In the case of Louise Bourgeois, she sculpted many giant and somewhat terrifying spiders. When you see them, they look like monsters. However, these artworks were created in honor of Louise’s mother—and no, they didn’t have a falling out. As It turns out, spiders are extremely good protectors and caretakers of their young. Bourgeois became fascinated by this and in turn named her spiders Maman, a french-akin of "Mummy". Someone would never know this simply by viewing her work, however they’re rewarded with a deeper understanding of spiders and her intention by answering these How Come? questions as opposed to wallowing in their representational disgust.
Artworks should be viewed as conversational–approaching them in the same way that we talk to each other, by interpreting conduct and action. The interplay between the audience, artwork, and artist is a human encounter—we all have a desire to know what the artwork means because we have a personal interest in being a capable respondent. The goal of a conversation is to acquire an understanding of what the person meant to say, specifically to grasp the person’s intentions, and then craft our own opinions and responses to them.
Section 6: Conclusion
So does artist intention matter? You can almost think of an artist as a miner—someone who sets off to uncover profound and universal elements of the human condition. Once these elements are found, they must then articulate this discovery back to society. The more effectively the artist can convey these profound elements within the artwork, the more people that will understand them and participate in this valued human experience.
Ultimately, that’s why representationalism is secondary to conventionalism. Simply experiencing an artwork doesn’t provide the profound and valuable What For? and Home Come? questions sought by the human condition—representation is merely an exploitative tool used in the process of articulation to aid someone in the ability of understanding the conventions that inspired the art.

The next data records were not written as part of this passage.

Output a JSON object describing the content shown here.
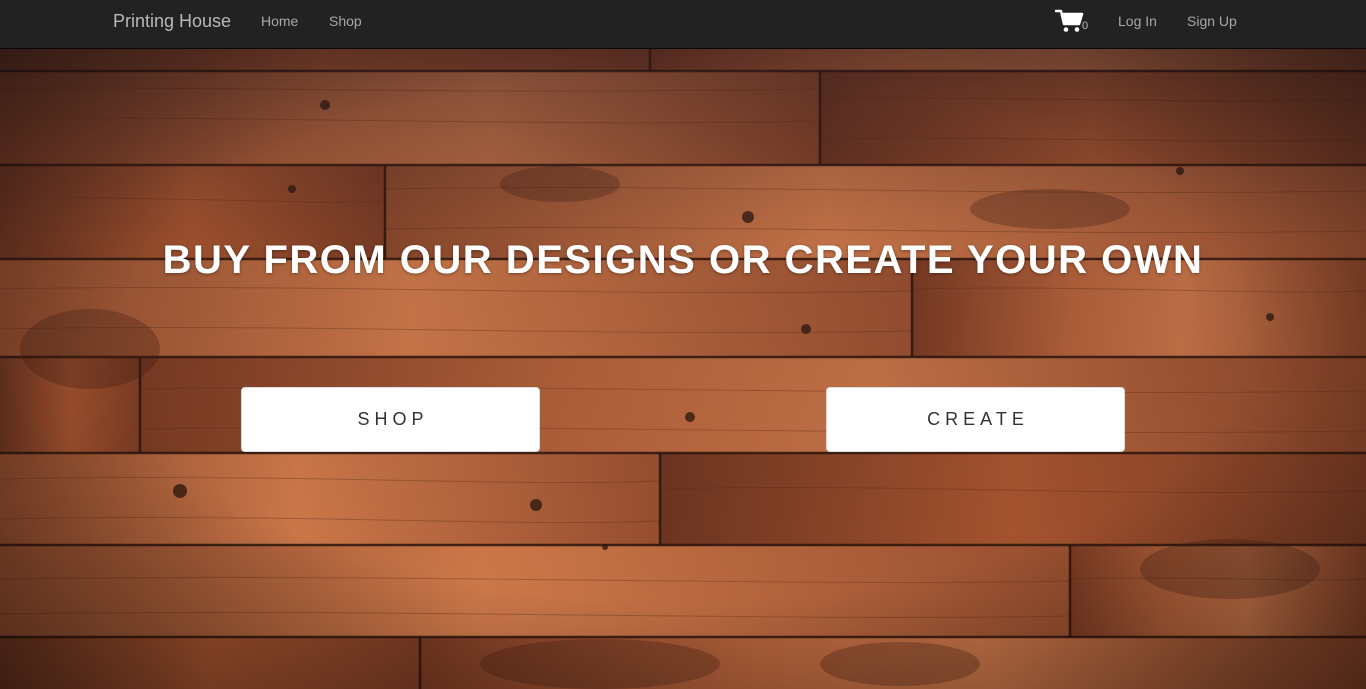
{
  "navbar": {
    "brand": "Printing House",
    "links": {
      "home": "Home",
      "shop": "Shop",
      "login": "Log In",
      "signup": "Sign Up"
    },
    "cart": {
      "icon": "shopping-cart-icon",
      "count": "0"
    }
  },
  "hero": {
    "headline": "BUY FROM OUR DESIGNS OR CREATE YOUR OWN",
    "buttons": {
      "shop": "SHOP",
      "create": "CREATE"
    }
  },
  "colors": {
    "navbar_bg": "#222222",
    "nav_text": "#a8a8a8",
    "button_bg": "#ffffff",
    "button_text": "#333333"
  }
}
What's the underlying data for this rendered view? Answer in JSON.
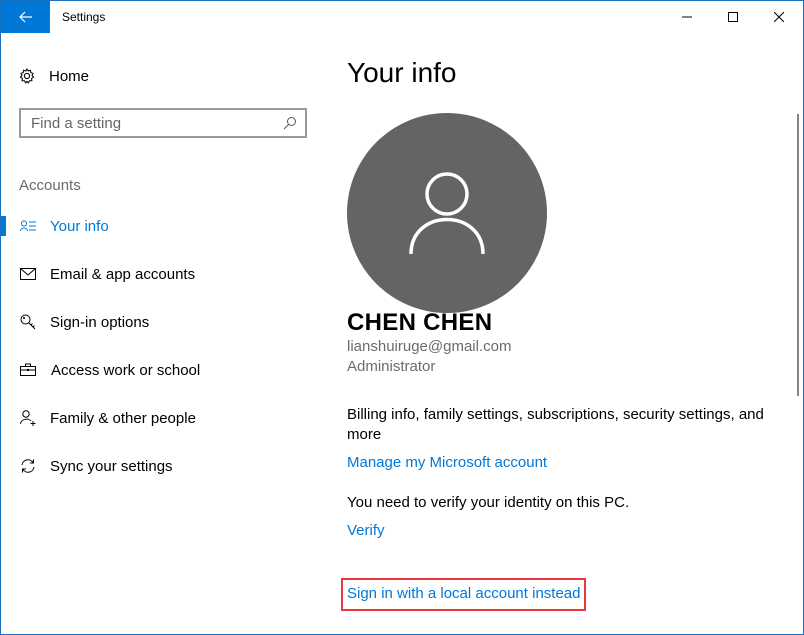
{
  "window": {
    "title": "Settings",
    "controls": {
      "minimize": "minimize",
      "maximize": "maximize",
      "close": "close"
    },
    "accent_color": "#0078d7"
  },
  "sidebar": {
    "home_label": "Home",
    "search": {
      "placeholder": "Find a setting",
      "value": ""
    },
    "section_header": "Accounts",
    "items": [
      {
        "label": "Your info",
        "icon": "contact-info-icon",
        "active": true
      },
      {
        "label": "Email & app accounts",
        "icon": "mail-icon",
        "active": false
      },
      {
        "label": "Sign-in options",
        "icon": "key-icon",
        "active": false
      },
      {
        "label": "Access work or school",
        "icon": "briefcase-icon",
        "active": false
      },
      {
        "label": "Family & other people",
        "icon": "add-person-icon",
        "active": false
      },
      {
        "label": "Sync your settings",
        "icon": "sync-icon",
        "active": false
      }
    ]
  },
  "main": {
    "title": "Your info",
    "user": {
      "name": "CHEN CHEN",
      "email": "lianshuiruge@gmail.com",
      "role": "Administrator"
    },
    "billing_text": "Billing info, family settings, subscriptions, security settings, and more",
    "manage_link": "Manage my Microsoft account",
    "verify_text": "You need to verify your identity on this PC.",
    "verify_link": "Verify",
    "local_account_link": "Sign in with a local account instead",
    "highlight_color": "#e8383d"
  }
}
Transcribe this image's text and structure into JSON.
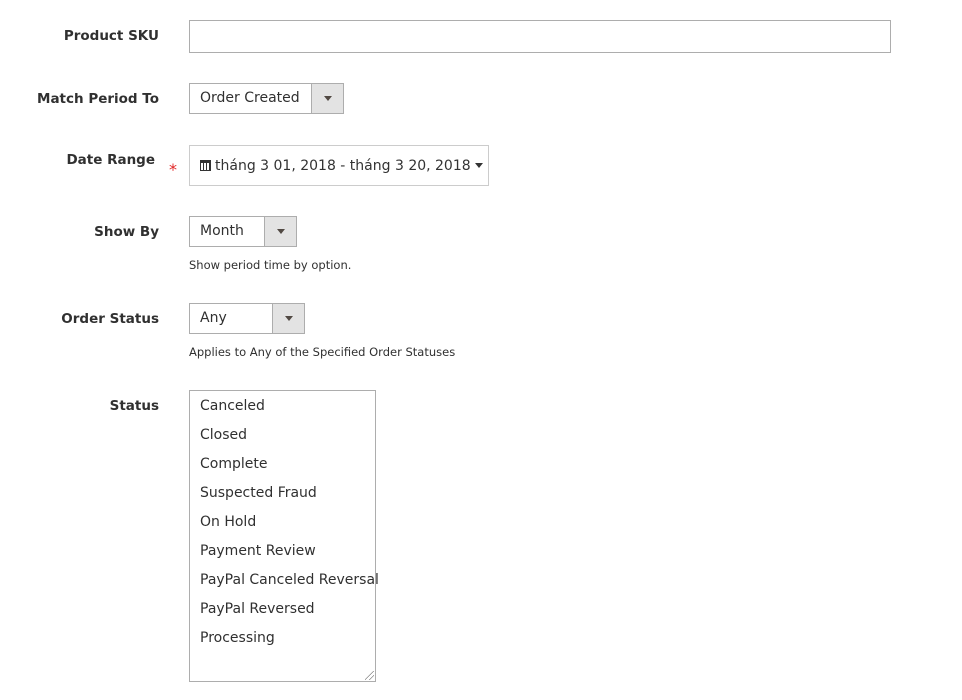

The goal by both the artist and the audience is to be fulfilled with an understanding of the human condition; artist intention is the only mechanism of control in the process to achieve and deliver the desired results.